The Council on American-Islamic Relations has hosted events for Tlaib and Omar. The Anti-Defamation League, reporting on the group, says of CAIR that “much of its activity” is in exposing anti-Muslim bias, but this is undermined by an anti-Israel agenda. A founder of the group, Nihad Awad, in 1994 expressed support for Hamas, and a founder of its Dallas chapter was convicted in a scheme to fundraise for the terrorist group. For years the group has denied ties with Hamas and points out that Niwad and CAIR have condemned Hamas terrorist actions since 2006.

Both Tlaib and Omar have embraced the boycott Israel movement, to different degrees. Omar has caused tensions in the House Democratic caucus with statements perceived as invoking anti-Semitic slanders, including claiming that she felt pressured to pledge “allegiance” to Israel. She has apologized for some of the statements, and a congressional resolution overwhelmingly approved earlier this month condemned anti-Semitism, Islamophobia and particularly the invocation of dual loyalty.

Milstein retweeted a video claiming that Omar “admitted” to taking “terrorism classes.” In the video, she is referring to classes on terrorism that she took at North Dakota State University when she obtained a political science degree.

In his statement, which he provided on the condition that JTA post it in full, Milstein insisted that his tweets did not target Muslims per se.

“My tweet today, which shared news articles and social media postings that others wrote about CAIR and Representatives Ilhan Omar and Rashida Tlaib, has been used to mischaracterize me and my views,” he said.

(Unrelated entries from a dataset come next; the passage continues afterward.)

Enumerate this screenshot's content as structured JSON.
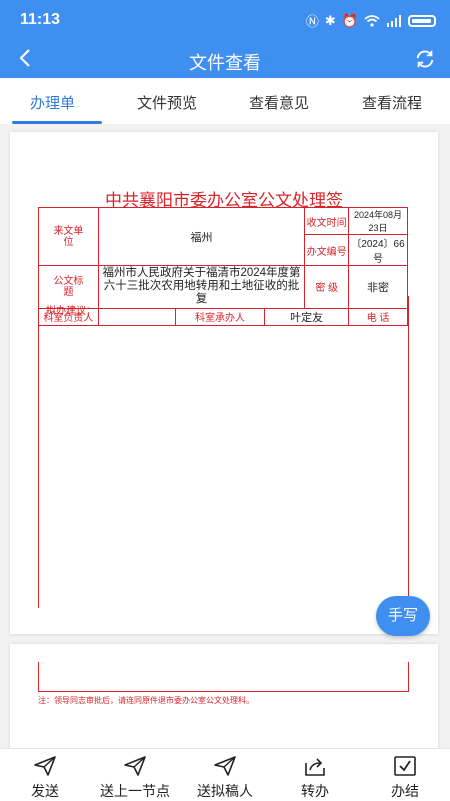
{
  "status_bar": {
    "time": "11:13",
    "icons": [
      "nfc-icon",
      "bluetooth-icon",
      "alarm-icon",
      "wifi-icon",
      "signal-icon",
      "battery-icon"
    ]
  },
  "header": {
    "title": "文件查看",
    "back_icon": "back-arrow-icon",
    "refresh_icon": "refresh-icon"
  },
  "tabs": [
    {
      "label": "办理单",
      "active": true
    },
    {
      "label": "文件预览",
      "active": false
    },
    {
      "label": "查看意见",
      "active": false
    },
    {
      "label": "查看流程",
      "active": false
    }
  ],
  "document": {
    "title": "中共襄阳市委办公室公文处理签",
    "from_unit_label": "来文单位",
    "from_unit": "福州",
    "received_time_label": "收文时间",
    "received_time": "2024年08月23日",
    "doc_number_label": "办文编号",
    "doc_number": "〔2024〕66号",
    "doc_title_label": "公文标题",
    "doc_title": "福州市人民政府关于福清市2024年度第六十三批次农用地转用和土地征收的批复",
    "secret_label": "密 级",
    "secret_value": "非密",
    "dept_head_label": "科室负责人",
    "dept_handler_label": "科室承办人",
    "dept_handler": "叶定友",
    "phone_label": "电 话",
    "suggestion_label": "拟办建议：",
    "note": "注：领导同志审批后，请连同原件退市委办公室公文处理科。"
  },
  "handwrite_button": "手写",
  "bottom_actions": [
    {
      "label": "发送",
      "icon": "send-icon"
    },
    {
      "label": "送上一节点",
      "icon": "send-back-icon"
    },
    {
      "label": "送拟稿人",
      "icon": "send-drafter-icon"
    },
    {
      "label": "转办",
      "icon": "forward-icon"
    },
    {
      "label": "办结",
      "icon": "complete-check-icon"
    }
  ],
  "colors": {
    "primary": "#3f8ff0",
    "document_red": "#d8232a",
    "active_tab": "#2f7de1"
  }
}
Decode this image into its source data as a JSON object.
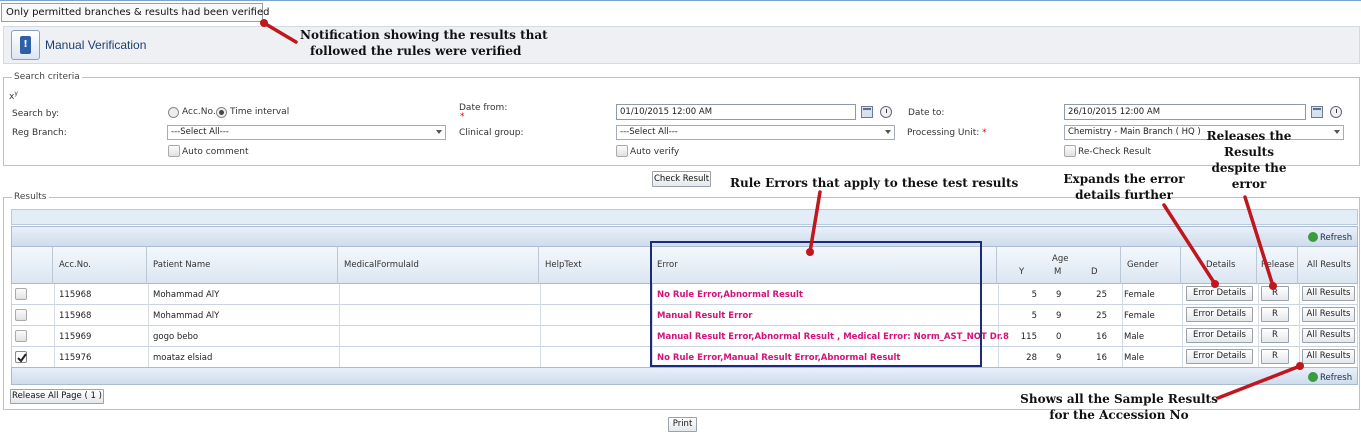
{
  "notification": "Only permitted branches & results had been verified",
  "page_title": "Manual Verification",
  "search": {
    "legend": "Search criteria",
    "xy": "x",
    "xy_sup": "y",
    "search_by_label": "Search by:",
    "radio_acc": "Acc.No.",
    "radio_time": "Time interval",
    "date_from_label": "Date from:",
    "date_from_value": "01/10/2015 12:00 AM",
    "date_to_label": "Date to:",
    "date_to_value": "26/10/2015 12:00 AM",
    "reg_branch_label": "Reg Branch:",
    "reg_branch_value": "---Select All---",
    "clinical_group_label": "Clinical group:",
    "clinical_group_value": "---Select All---",
    "processing_unit_label": "Processing Unit:",
    "processing_unit_value": "Chemistry - Main Branch ( HQ )",
    "auto_comment": "Auto comment",
    "auto_verify": "Auto verify",
    "recheck": "Re-Check Result",
    "required_mark": "*",
    "check_result_button": "Check Result"
  },
  "results": {
    "legend": "Results",
    "refresh": "Refresh",
    "columns": {
      "acc": "Acc.No.",
      "patient": "Patient Name",
      "formula": "MedicalFormulaId",
      "help": "HelpText",
      "error": "Error",
      "age": "Age",
      "y": "Y",
      "m": "M",
      "d": "D",
      "gender": "Gender",
      "details": "Details",
      "release": "Release",
      "all": "All Results"
    },
    "rows": [
      {
        "acc": "115968",
        "patient": "Mohammad AlY",
        "error": "No Rule Error,Abnormal Result",
        "y": "5",
        "m": "9",
        "d": "25",
        "gender": "Female",
        "details": "Error Details",
        "release": "R",
        "all": "All Results",
        "checked": false
      },
      {
        "acc": "115968",
        "patient": "Mohammad AlY",
        "error": "Manual Result Error",
        "y": "5",
        "m": "9",
        "d": "25",
        "gender": "Female",
        "details": "Error Details",
        "release": "R",
        "all": "All Results",
        "checked": false
      },
      {
        "acc": "115969",
        "patient": "gogo bebo",
        "error": "Manual Result Error,Abnormal Result , Medical Error: Norm_AST_NOT Dr.8",
        "y": "115",
        "m": "0",
        "d": "16",
        "gender": "Male",
        "details": "Error Details",
        "release": "R",
        "all": "All Results",
        "checked": false
      },
      {
        "acc": "115976",
        "patient": "moataz elsiad",
        "error": "No Rule Error,Manual Result Error,Abnormal Result",
        "y": "28",
        "m": "9",
        "d": "16",
        "gender": "Male",
        "details": "Error Details",
        "release": "R",
        "all": "All Results",
        "checked": true
      }
    ],
    "release_all": "Release All Page ( 1 )",
    "print": "Print"
  },
  "annotations": {
    "notification_1": "Notification showing the results that",
    "notification_2": "followed the rules were verified",
    "rule_errors": "Rule Errors that apply to these test results",
    "expands_1": "Expands the error",
    "expands_2": "details further",
    "releases_1": "Releases the",
    "releases_2": "Results",
    "releases_3": "despite the",
    "releases_4": "error",
    "shows_1": "Shows all the Sample Results",
    "shows_2": "for the Accession No"
  },
  "colors": {
    "annotation_arrow": "#c0161d",
    "error_text": "#d3127a",
    "error_frame": "#1b2a7a"
  },
  "icons": [
    "app-icon",
    "calendar-icon",
    "clock-icon",
    "refresh-icon",
    "checkmark-icon"
  ]
}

“Let me be clear. I believe that America as a country is made stronger by our diversity and deep commitment to freedom of speech, tolerance and religious pluralism. Whether you are Jewish, Muslim, Christian, or Hindu, I believe that Americans of all faiths should not have their loyalty questioned. I believe that our country is stronger when people of all backgrounds and faiths are represented in public life. It’s specifically because of these beliefs that I continue to speak out against CAIR as an organization, and against Representatives Omar and Tlaib, who have long been associated with this extreme and patently intolerant group, which has a well-documented track record of spreading anti-Semitism and fundraising for the Hamas terrorist organization.”

In 2017, Milstein apologized for tweeting an anti-Semitic image of the liberal Jewish philanthropist George Soros.